**EXERCISE**
Give a verbatim copy of the data, leaving the pictures out.

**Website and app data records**
=== Begin Enclosure ===

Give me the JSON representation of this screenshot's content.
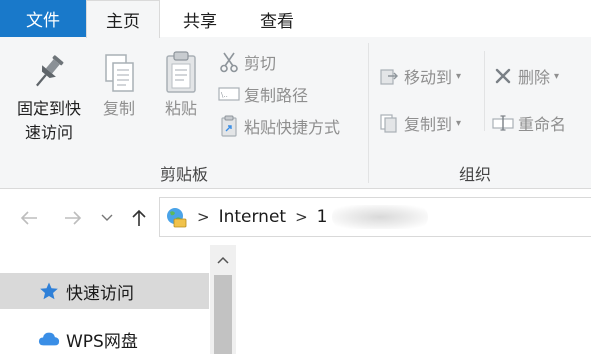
{
  "tabs": {
    "file": "文件",
    "home": "主页",
    "share": "共享",
    "view": "查看"
  },
  "ribbon": {
    "clipboard": {
      "group_label": "剪贴板",
      "pin_label_line1": "固定到快",
      "pin_label_line2": "速访问",
      "copy_label": "复制",
      "paste_label": "粘贴",
      "cut_label": "剪切",
      "copy_path_label": "复制路径",
      "paste_shortcut_label": "粘贴快捷方式"
    },
    "organize": {
      "group_label": "组织",
      "move_to_label": "移动到",
      "copy_to_label": "复制到",
      "delete_label": "删除",
      "rename_label": "重命名"
    }
  },
  "address": {
    "root": "Internet",
    "child_visible_prefix": "1"
  },
  "navpane": {
    "items": [
      {
        "label": "快速访问",
        "icon": "star-icon",
        "selected": true
      },
      {
        "label": "WPS网盘",
        "icon": "cloud-icon",
        "selected": false
      }
    ]
  },
  "colors": {
    "file_tab": "#1979ca",
    "ribbon_bg": "#f5f6f7",
    "selected_nav": "#d9d9d9",
    "star": "#2f80d8",
    "cloud": "#3a8ee6"
  }
}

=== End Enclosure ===

**WRITTEN SOLUTION**
Give me the JSON representation of this screenshot's content.
{
  "tabs": {
    "file": "文件",
    "home": "主页",
    "share": "共享",
    "view": "查看"
  },
  "ribbon": {
    "clipboard": {
      "group_label": "剪贴板",
      "pin_label_line1": "固定到快",
      "pin_label_line2": "速访问",
      "copy_label": "复制",
      "paste_label": "粘贴",
      "cut_label": "剪切",
      "copy_path_label": "复制路径",
      "paste_shortcut_label": "粘贴快捷方式"
    },
    "organize": {
      "group_label": "组织",
      "move_to_label": "移动到",
      "copy_to_label": "复制到",
      "delete_label": "删除",
      "rename_label": "重命名"
    }
  },
  "address": {
    "root": "Internet",
    "child_visible_prefix": "1"
  },
  "navpane": {
    "items": [
      {
        "label": "快速访问",
        "icon": "star-icon",
        "selected": true
      },
      {
        "label": "WPS网盘",
        "icon": "cloud-icon",
        "selected": false
      }
    ]
  },
  "colors": {
    "file_tab": "#1979ca",
    "ribbon_bg": "#f5f6f7",
    "selected_nav": "#d9d9d9",
    "star": "#2f80d8",
    "cloud": "#3a8ee6"
  }
}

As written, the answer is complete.